▸ Requirement:
Each entry below is to be duplicated verbatim.

[Data about app and page elements]
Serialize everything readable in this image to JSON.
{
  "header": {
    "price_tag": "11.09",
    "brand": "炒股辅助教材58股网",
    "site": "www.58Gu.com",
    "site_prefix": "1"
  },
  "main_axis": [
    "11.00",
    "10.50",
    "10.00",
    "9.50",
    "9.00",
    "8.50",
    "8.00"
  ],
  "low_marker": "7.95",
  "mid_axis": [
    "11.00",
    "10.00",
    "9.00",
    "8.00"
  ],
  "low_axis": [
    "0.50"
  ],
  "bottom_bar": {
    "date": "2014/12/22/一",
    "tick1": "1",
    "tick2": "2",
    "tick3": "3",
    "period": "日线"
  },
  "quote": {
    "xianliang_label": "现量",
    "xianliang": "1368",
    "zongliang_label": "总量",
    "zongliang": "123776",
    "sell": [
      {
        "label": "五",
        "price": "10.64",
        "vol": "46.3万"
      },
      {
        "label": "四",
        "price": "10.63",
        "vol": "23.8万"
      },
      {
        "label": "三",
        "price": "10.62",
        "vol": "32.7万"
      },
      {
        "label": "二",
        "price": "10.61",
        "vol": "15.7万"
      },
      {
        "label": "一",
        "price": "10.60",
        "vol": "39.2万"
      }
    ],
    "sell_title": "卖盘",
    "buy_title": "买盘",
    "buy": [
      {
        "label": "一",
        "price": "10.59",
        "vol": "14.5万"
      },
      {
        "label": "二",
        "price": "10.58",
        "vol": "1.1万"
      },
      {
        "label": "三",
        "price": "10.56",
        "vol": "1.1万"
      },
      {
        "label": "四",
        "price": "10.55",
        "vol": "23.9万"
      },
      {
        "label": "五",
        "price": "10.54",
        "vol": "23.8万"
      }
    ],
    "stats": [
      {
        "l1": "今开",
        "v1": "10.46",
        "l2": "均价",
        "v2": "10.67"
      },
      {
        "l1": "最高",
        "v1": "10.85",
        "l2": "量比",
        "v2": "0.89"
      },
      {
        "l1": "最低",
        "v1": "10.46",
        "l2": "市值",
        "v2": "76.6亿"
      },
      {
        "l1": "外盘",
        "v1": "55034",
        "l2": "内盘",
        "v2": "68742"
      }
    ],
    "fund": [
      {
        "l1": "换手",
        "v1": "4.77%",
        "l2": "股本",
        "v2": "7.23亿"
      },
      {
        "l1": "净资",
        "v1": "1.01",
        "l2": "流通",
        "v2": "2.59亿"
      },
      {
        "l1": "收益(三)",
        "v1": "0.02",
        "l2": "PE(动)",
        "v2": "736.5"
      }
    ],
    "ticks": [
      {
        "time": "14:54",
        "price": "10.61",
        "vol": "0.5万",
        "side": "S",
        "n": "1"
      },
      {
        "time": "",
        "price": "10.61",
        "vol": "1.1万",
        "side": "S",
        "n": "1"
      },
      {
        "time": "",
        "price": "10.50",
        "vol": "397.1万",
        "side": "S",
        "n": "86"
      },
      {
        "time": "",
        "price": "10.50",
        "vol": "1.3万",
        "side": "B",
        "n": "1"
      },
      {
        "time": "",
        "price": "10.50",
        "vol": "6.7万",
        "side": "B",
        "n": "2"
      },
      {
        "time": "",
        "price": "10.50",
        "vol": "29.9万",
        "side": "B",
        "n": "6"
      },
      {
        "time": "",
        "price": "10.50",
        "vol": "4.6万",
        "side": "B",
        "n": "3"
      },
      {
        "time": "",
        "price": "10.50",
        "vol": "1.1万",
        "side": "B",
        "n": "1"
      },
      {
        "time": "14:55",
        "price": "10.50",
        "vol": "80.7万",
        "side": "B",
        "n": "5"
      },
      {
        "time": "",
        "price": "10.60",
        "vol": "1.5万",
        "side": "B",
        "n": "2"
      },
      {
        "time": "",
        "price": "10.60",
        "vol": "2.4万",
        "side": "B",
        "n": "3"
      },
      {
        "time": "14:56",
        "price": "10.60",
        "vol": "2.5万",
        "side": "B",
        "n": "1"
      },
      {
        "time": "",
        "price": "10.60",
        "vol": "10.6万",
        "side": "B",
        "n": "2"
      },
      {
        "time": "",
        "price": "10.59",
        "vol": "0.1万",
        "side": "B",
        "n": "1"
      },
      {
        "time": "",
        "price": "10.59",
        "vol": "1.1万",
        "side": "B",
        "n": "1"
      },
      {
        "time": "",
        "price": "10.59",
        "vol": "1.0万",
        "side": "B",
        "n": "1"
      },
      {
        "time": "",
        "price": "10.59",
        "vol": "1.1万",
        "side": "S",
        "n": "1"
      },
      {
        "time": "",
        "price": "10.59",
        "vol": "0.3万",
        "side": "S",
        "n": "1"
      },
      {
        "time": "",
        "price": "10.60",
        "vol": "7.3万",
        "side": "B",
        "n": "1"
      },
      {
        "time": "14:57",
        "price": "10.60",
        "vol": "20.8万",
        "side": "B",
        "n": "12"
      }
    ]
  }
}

▸ Finished exercise:
Serialize everything readable in this image to JSON.
{
  "header": {
    "price_tag": "11.09",
    "brand": "炒股辅助教材58股网",
    "site": "www.58Gu.com",
    "site_prefix": "1"
  },
  "main_axis": [
    "11.00",
    "10.50",
    "10.00",
    "9.50",
    "9.00",
    "8.50",
    "8.00"
  ],
  "low_marker": "7.95",
  "mid_axis": [
    "11.00",
    "10.00",
    "9.00",
    "8.00"
  ],
  "low_axis": [
    "0.50"
  ],
  "bottom_bar": {
    "date": "2014/12/22/一",
    "tick1": "1",
    "tick2": "2",
    "tick3": "3",
    "period": "日线"
  },
  "quote": {
    "xianliang_label": "现量",
    "xianliang": "1368",
    "zongliang_label": "总量",
    "zongliang": "123776",
    "sell": [
      {
        "label": "五",
        "price": "10.64",
        "vol": "46.3万"
      },
      {
        "label": "四",
        "price": "10.63",
        "vol": "23.8万"
      },
      {
        "label": "三",
        "price": "10.62",
        "vol": "32.7万"
      },
      {
        "label": "二",
        "price": "10.61",
        "vol": "15.7万"
      },
      {
        "label": "一",
        "price": "10.60",
        "vol": "39.2万"
      }
    ],
    "sell_title": "卖盘",
    "buy_title": "买盘",
    "buy": [
      {
        "label": "一",
        "price": "10.59",
        "vol": "14.5万"
      },
      {
        "label": "二",
        "price": "10.58",
        "vol": "1.1万"
      },
      {
        "label": "三",
        "price": "10.56",
        "vol": "1.1万"
      },
      {
        "label": "四",
        "price": "10.55",
        "vol": "23.9万"
      },
      {
        "label": "五",
        "price": "10.54",
        "vol": "23.8万"
      }
    ],
    "stats": [
      {
        "l1": "今开",
        "v1": "10.46",
        "l2": "均价",
        "v2": "10.67"
      },
      {
        "l1": "最高",
        "v1": "10.85",
        "l2": "量比",
        "v2": "0.89"
      },
      {
        "l1": "最低",
        "v1": "10.46",
        "l2": "市值",
        "v2": "76.6亿"
      },
      {
        "l1": "外盘",
        "v1": "55034",
        "l2": "内盘",
        "v2": "68742"
      }
    ],
    "fund": [
      {
        "l1": "换手",
        "v1": "4.77%",
        "l2": "股本",
        "v2": "7.23亿"
      },
      {
        "l1": "净资",
        "v1": "1.01",
        "l2": "流通",
        "v2": "2.59亿"
      },
      {
        "l1": "收益(三)",
        "v1": "0.02",
        "l2": "PE(动)",
        "v2": "736.5"
      }
    ],
    "ticks": [
      {
        "time": "14:54",
        "price": "10.61",
        "vol": "0.5万",
        "side": "S",
        "n": "1"
      },
      {
        "time": "",
        "price": "10.61",
        "vol": "1.1万",
        "side": "S",
        "n": "1"
      },
      {
        "time": "",
        "price": "10.50",
        "vol": "397.1万",
        "side": "S",
        "n": "86"
      },
      {
        "time": "",
        "price": "10.50",
        "vol": "1.3万",
        "side": "B",
        "n": "1"
      },
      {
        "time": "",
        "price": "10.50",
        "vol": "6.7万",
        "side": "B",
        "n": "2"
      },
      {
        "time": "",
        "price": "10.50",
        "vol": "29.9万",
        "side": "B",
        "n": "6"
      },
      {
        "time": "",
        "price": "10.50",
        "vol": "4.6万",
        "side": "B",
        "n": "3"
      },
      {
        "time": "",
        "price": "10.50",
        "vol": "1.1万",
        "side": "B",
        "n": "1"
      },
      {
        "time": "14:55",
        "price": "10.50",
        "vol": "80.7万",
        "side": "B",
        "n": "5"
      },
      {
        "time": "",
        "price": "10.60",
        "vol": "1.5万",
        "side": "B",
        "n": "2"
      },
      {
        "time": "",
        "price": "10.60",
        "vol": "2.4万",
        "side": "B",
        "n": "3"
      },
      {
        "time": "14:56",
        "price": "10.60",
        "vol": "2.5万",
        "side": "B",
        "n": "1"
      },
      {
        "time": "",
        "price": "10.60",
        "vol": "10.6万",
        "side": "B",
        "n": "2"
      },
      {
        "time": "",
        "price": "10.59",
        "vol": "0.1万",
        "side": "B",
        "n": "1"
      },
      {
        "time": "",
        "price": "10.59",
        "vol": "1.1万",
        "side": "B",
        "n": "1"
      },
      {
        "time": "",
        "price": "10.59",
        "vol": "1.0万",
        "side": "B",
        "n": "1"
      },
      {
        "time": "",
        "price": "10.59",
        "vol": "1.1万",
        "side": "S",
        "n": "1"
      },
      {
        "time": "",
        "price": "10.59",
        "vol": "0.3万",
        "side": "S",
        "n": "1"
      },
      {
        "time": "",
        "price": "10.60",
        "vol": "7.3万",
        "side": "B",
        "n": "1"
      },
      {
        "time": "14:57",
        "price": "10.60",
        "vol": "20.8万",
        "side": "B",
        "n": "12"
      }
    ]
  }
}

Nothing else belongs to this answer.